**TASK GOAL**: No pictures belong in the copy, but every line of the material below must be reproduced exactly.

=== DATA FOR THIS TASK ===

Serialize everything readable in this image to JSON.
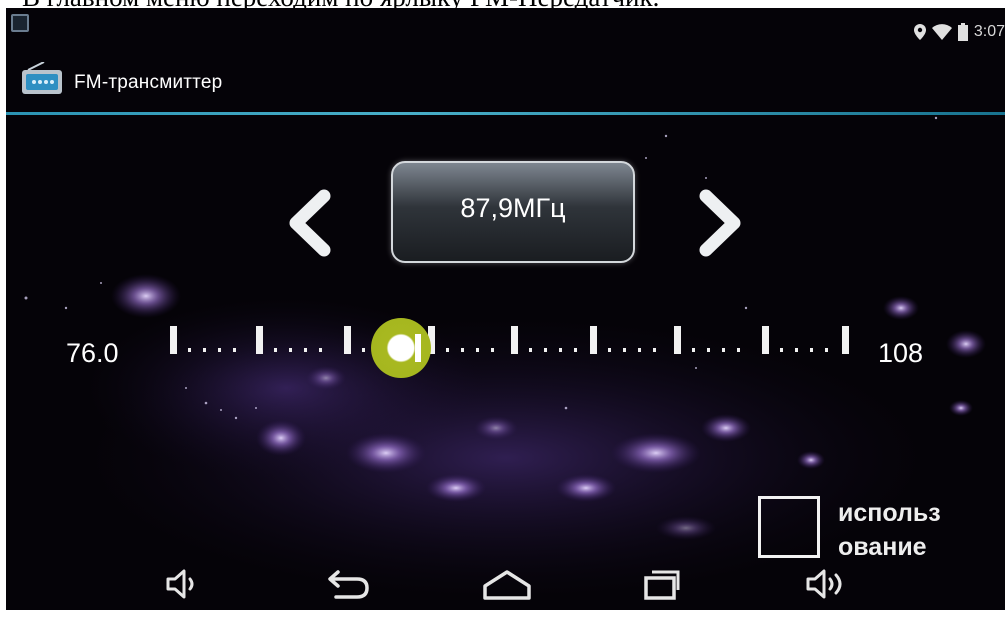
{
  "caption": "В главном меню переходим по ярлыку FM-Передатчик.",
  "status_bar": {
    "time": "3:07",
    "icons": [
      "notification-icon",
      "location-icon",
      "wifi-icon",
      "battery-icon"
    ]
  },
  "action_bar": {
    "title": "FM-трансмиттер",
    "icon": "radio-icon"
  },
  "tuner": {
    "frequency": "87,9МГц",
    "min_label": "76.0",
    "max_label": "108",
    "prev_icon": "chevron-left-icon",
    "next_icon": "chevron-right-icon",
    "current_value": 87.9,
    "range": [
      76.0,
      108
    ]
  },
  "option": {
    "label_line1": "использ",
    "label_line2": "ование",
    "checked": false
  },
  "nav_bar": {
    "buttons": [
      "volume-down-icon",
      "back-icon",
      "home-icon",
      "recent-apps-icon",
      "volume-up-icon"
    ]
  },
  "colors": {
    "accent": "#50c2de",
    "knob": "#a4b61e",
    "background": "#050308"
  }
}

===

**PROBLEM SOLUTION**:
Serialize everything readable in this image to JSON.
{
  "caption": "В главном меню переходим по ярлыку FM-Передатчик.",
  "status_bar": {
    "time": "3:07",
    "icons": [
      "notification-icon",
      "location-icon",
      "wifi-icon",
      "battery-icon"
    ]
  },
  "action_bar": {
    "title": "FM-трансмиттер",
    "icon": "radio-icon"
  },
  "tuner": {
    "frequency": "87,9МГц",
    "min_label": "76.0",
    "max_label": "108",
    "prev_icon": "chevron-left-icon",
    "next_icon": "chevron-right-icon",
    "current_value": 87.9,
    "range": [
      76.0,
      108
    ]
  },
  "option": {
    "label_line1": "использ",
    "label_line2": "ование",
    "checked": false
  },
  "nav_bar": {
    "buttons": [
      "volume-down-icon",
      "back-icon",
      "home-icon",
      "recent-apps-icon",
      "volume-up-icon"
    ]
  },
  "colors": {
    "accent": "#50c2de",
    "knob": "#a4b61e",
    "background": "#050308"
  }
}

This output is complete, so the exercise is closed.